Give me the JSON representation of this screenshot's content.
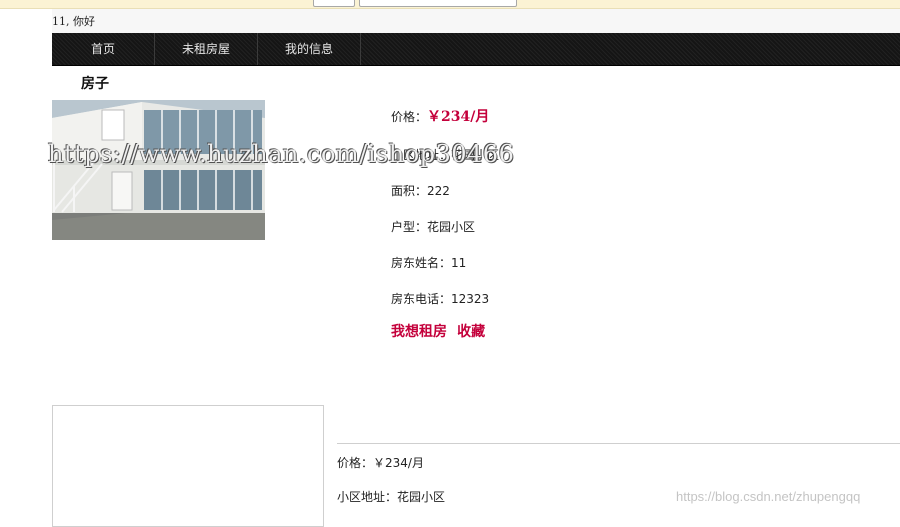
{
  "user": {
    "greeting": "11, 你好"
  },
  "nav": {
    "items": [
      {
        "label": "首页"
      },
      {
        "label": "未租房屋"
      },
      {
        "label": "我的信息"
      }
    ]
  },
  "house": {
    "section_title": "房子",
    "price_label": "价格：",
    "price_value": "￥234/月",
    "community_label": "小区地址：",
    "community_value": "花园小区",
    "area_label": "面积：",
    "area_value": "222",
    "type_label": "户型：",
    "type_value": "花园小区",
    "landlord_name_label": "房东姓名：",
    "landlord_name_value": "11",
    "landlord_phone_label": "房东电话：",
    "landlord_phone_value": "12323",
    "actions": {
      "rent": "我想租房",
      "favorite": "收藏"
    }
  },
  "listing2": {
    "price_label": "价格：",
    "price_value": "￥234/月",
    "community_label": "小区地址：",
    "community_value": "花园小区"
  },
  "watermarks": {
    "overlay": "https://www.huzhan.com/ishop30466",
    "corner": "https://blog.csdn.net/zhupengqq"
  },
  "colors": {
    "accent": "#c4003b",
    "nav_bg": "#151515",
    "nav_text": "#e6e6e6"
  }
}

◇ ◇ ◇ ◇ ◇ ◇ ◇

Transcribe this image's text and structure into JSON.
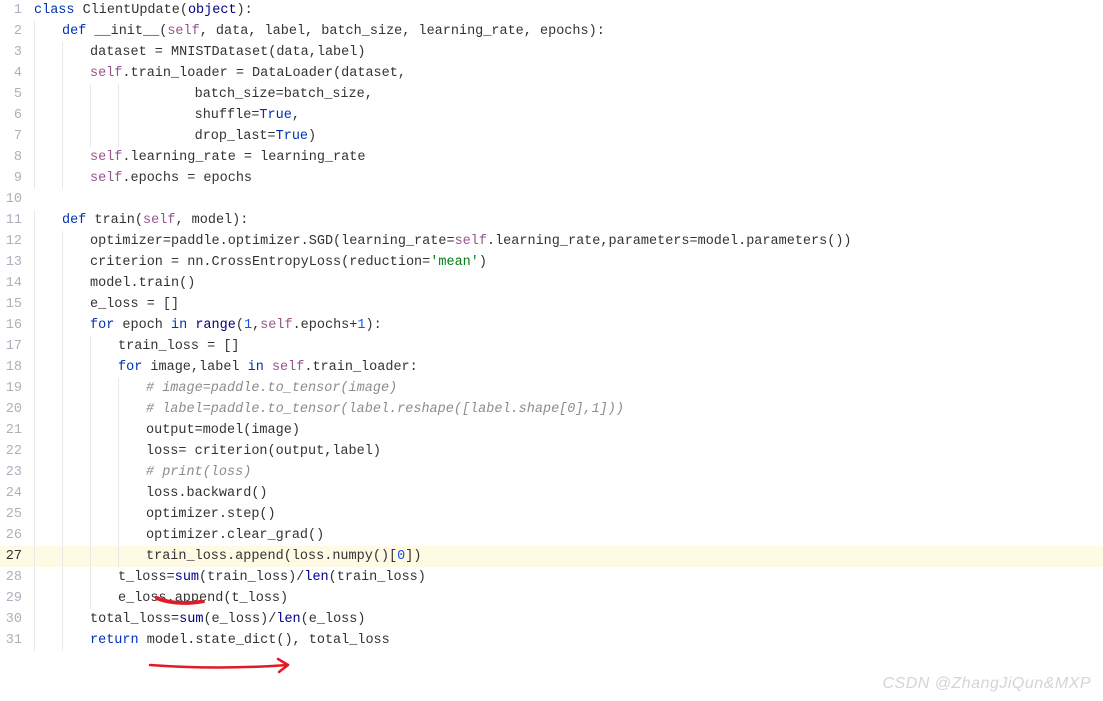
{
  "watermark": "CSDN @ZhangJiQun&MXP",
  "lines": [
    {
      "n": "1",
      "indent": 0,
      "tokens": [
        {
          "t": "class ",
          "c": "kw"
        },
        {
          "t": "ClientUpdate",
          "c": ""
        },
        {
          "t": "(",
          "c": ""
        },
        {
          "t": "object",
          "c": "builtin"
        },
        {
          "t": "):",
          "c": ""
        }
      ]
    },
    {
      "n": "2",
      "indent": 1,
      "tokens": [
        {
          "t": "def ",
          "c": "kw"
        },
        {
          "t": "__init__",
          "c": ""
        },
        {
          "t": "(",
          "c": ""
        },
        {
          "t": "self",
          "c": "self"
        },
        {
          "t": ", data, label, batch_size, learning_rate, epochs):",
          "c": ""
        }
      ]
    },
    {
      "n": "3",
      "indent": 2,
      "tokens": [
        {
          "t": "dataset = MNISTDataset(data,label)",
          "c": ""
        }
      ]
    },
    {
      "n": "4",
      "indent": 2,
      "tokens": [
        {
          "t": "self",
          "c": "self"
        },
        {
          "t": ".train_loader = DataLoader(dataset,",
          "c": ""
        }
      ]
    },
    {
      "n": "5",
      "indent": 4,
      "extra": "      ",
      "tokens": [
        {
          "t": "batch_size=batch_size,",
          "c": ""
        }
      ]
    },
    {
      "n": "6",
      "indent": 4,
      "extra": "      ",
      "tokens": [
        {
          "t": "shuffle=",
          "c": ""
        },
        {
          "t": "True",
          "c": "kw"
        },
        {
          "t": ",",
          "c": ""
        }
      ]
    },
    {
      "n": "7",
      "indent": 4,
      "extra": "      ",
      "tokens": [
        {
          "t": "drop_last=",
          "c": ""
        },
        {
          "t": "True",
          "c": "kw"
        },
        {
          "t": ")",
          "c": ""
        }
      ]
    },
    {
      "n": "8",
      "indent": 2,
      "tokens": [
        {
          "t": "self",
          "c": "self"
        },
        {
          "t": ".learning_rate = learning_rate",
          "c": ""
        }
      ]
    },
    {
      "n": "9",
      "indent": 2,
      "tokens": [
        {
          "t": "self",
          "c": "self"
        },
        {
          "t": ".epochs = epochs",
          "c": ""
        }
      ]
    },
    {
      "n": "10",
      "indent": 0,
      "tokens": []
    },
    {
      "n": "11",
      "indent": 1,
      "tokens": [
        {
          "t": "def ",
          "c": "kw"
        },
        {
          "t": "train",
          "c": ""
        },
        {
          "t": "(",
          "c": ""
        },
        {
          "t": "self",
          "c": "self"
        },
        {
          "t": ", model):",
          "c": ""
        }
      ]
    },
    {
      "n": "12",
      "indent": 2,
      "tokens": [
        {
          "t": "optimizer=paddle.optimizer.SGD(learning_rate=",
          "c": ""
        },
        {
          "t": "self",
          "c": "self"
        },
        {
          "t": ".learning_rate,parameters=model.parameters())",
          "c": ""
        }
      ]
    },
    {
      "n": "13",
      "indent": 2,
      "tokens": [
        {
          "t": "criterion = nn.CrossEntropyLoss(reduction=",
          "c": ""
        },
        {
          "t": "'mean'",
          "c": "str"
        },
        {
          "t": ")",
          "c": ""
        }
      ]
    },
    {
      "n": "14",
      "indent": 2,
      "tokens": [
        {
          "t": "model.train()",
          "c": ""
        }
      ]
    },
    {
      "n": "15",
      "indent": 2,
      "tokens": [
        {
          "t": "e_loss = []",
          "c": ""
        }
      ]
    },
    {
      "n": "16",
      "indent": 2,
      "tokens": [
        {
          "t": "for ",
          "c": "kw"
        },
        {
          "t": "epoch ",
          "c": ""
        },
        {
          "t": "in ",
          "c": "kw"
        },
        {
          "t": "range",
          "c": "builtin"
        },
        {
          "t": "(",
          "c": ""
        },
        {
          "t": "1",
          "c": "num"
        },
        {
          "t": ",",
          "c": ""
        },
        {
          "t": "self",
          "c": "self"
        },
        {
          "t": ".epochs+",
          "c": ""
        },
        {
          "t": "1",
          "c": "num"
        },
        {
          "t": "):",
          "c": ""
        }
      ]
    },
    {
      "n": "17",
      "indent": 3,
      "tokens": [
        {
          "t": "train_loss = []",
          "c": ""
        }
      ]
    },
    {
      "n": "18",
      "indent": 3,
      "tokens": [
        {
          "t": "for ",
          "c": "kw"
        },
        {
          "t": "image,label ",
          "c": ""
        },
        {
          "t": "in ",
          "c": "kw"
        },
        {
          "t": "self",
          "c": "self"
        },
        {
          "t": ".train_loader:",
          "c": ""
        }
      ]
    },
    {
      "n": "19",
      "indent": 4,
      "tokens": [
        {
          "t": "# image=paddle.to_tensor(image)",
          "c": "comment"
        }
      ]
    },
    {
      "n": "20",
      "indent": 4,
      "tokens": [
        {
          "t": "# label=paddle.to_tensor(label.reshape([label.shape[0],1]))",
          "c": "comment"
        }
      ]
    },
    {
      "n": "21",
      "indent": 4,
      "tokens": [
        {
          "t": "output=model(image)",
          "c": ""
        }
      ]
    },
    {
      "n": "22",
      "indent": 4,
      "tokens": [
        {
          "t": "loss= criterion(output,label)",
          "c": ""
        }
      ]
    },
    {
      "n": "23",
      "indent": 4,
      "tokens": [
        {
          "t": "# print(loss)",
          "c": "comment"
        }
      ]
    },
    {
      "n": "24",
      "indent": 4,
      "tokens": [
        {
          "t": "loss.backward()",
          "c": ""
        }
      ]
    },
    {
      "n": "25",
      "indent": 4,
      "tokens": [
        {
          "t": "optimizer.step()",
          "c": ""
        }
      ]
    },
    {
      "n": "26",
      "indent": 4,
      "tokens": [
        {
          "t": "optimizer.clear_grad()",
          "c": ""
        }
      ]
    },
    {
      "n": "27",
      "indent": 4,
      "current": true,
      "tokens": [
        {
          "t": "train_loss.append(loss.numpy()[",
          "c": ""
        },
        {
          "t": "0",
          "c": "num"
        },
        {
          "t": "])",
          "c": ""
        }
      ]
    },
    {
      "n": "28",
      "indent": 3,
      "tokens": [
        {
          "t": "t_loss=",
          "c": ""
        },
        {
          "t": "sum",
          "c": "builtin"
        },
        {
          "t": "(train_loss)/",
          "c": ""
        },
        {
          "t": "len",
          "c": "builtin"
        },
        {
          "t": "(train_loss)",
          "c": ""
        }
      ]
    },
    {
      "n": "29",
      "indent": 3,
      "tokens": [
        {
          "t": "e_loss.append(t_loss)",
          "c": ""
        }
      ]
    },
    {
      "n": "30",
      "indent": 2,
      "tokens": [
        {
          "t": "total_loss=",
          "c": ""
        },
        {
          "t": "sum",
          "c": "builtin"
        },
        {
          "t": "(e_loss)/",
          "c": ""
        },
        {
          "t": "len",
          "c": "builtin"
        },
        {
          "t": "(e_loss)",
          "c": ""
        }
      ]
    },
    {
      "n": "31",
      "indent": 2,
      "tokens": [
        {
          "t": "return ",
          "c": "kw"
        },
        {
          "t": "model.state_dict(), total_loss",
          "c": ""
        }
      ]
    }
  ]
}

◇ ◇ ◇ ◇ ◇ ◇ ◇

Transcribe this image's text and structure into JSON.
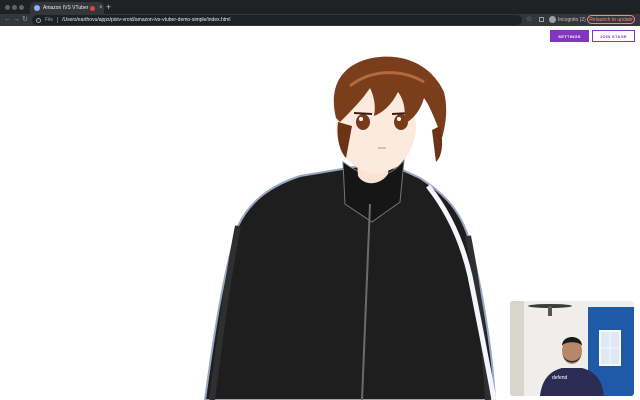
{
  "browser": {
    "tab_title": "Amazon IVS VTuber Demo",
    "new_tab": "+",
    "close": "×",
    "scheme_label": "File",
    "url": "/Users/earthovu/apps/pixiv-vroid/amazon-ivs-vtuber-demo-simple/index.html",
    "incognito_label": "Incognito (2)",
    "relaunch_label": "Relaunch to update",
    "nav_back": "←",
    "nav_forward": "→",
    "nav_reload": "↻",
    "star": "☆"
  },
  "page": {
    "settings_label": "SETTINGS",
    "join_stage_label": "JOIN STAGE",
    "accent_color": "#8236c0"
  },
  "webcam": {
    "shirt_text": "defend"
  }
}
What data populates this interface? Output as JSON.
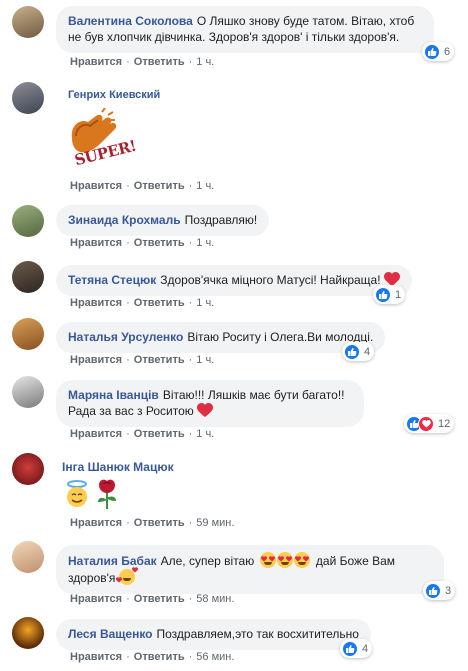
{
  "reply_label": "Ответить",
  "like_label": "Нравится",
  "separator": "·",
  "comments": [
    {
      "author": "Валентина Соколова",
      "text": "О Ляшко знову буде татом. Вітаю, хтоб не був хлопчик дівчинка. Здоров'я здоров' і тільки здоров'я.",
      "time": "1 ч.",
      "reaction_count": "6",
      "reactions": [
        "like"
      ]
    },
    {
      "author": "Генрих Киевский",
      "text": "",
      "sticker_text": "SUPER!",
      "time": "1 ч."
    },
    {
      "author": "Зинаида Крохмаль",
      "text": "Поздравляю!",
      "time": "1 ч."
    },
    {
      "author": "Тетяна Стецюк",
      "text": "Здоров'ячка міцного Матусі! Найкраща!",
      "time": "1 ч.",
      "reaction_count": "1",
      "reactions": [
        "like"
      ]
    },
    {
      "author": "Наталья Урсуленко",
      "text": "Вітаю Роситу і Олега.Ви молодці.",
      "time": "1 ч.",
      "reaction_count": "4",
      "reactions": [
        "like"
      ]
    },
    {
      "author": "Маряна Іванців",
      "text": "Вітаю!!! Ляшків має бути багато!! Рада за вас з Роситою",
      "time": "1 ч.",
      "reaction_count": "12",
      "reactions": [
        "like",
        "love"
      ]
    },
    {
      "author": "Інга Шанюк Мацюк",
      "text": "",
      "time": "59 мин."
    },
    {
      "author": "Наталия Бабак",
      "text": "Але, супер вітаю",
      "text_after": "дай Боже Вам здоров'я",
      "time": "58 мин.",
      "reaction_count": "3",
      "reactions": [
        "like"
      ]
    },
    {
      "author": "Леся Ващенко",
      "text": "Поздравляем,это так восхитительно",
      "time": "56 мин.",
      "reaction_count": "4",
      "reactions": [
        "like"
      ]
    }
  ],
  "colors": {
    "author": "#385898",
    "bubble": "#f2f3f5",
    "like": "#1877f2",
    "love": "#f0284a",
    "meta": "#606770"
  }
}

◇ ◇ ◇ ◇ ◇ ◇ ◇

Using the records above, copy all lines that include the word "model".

[Final answer]:
          "t": ", model):",
          "t": ".learning_rate,parameters=model.parameters())",
          "t": "model.train()",
          "t": "output=model(image)",
          "t": "model.state_dict(), total_loss",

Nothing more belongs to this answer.